>>
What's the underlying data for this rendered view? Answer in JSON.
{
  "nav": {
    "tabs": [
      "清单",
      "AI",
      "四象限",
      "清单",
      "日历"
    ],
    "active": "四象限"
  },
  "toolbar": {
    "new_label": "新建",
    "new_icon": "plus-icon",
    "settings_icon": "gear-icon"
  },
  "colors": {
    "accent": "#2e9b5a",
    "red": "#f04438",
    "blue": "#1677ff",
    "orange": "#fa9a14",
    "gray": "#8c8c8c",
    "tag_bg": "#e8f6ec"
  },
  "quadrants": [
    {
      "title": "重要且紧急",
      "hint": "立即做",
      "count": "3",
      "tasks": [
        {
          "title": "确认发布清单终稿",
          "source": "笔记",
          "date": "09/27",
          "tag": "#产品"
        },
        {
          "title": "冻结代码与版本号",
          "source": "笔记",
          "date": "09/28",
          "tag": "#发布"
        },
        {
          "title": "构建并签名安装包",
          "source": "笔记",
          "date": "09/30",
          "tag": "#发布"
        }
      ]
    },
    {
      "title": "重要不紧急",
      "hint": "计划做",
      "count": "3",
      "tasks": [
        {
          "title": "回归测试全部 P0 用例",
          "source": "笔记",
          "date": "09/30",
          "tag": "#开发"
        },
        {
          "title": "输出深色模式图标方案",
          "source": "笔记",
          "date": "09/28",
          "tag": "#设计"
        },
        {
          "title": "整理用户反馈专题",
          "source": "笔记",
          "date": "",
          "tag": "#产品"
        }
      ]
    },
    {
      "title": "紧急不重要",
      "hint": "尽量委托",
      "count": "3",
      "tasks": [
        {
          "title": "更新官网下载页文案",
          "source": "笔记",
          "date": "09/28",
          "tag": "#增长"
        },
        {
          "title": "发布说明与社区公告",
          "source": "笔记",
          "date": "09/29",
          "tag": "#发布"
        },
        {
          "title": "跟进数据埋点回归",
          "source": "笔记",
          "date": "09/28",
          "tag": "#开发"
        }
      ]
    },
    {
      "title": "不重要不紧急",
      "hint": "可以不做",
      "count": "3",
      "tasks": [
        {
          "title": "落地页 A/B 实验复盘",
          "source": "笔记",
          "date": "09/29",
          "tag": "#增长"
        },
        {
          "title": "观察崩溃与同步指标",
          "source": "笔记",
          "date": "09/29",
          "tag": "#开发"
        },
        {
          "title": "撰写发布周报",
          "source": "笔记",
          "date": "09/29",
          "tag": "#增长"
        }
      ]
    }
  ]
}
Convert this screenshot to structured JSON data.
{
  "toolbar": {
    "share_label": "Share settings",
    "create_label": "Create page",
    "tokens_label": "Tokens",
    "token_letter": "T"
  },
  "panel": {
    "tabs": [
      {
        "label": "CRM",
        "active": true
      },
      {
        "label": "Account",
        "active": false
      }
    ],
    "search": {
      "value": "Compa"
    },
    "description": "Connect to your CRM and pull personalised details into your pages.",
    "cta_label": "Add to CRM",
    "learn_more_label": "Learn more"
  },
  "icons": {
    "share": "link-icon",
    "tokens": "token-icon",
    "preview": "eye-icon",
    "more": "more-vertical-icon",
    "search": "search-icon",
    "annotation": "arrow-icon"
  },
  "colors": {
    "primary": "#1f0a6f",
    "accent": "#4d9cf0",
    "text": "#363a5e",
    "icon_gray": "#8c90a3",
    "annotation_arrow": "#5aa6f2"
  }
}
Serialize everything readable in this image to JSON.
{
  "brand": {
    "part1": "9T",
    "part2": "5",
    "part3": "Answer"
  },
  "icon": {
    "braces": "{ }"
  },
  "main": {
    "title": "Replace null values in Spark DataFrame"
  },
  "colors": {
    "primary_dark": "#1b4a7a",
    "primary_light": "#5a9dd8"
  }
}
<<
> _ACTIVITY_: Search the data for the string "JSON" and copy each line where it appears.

> _RESULT OF THIS TASK_:
What's the underlying data for this rendered view? Answer in JSON.
Convert this screenshot to structured JSON data.
Serialize everything readable in this image to JSON.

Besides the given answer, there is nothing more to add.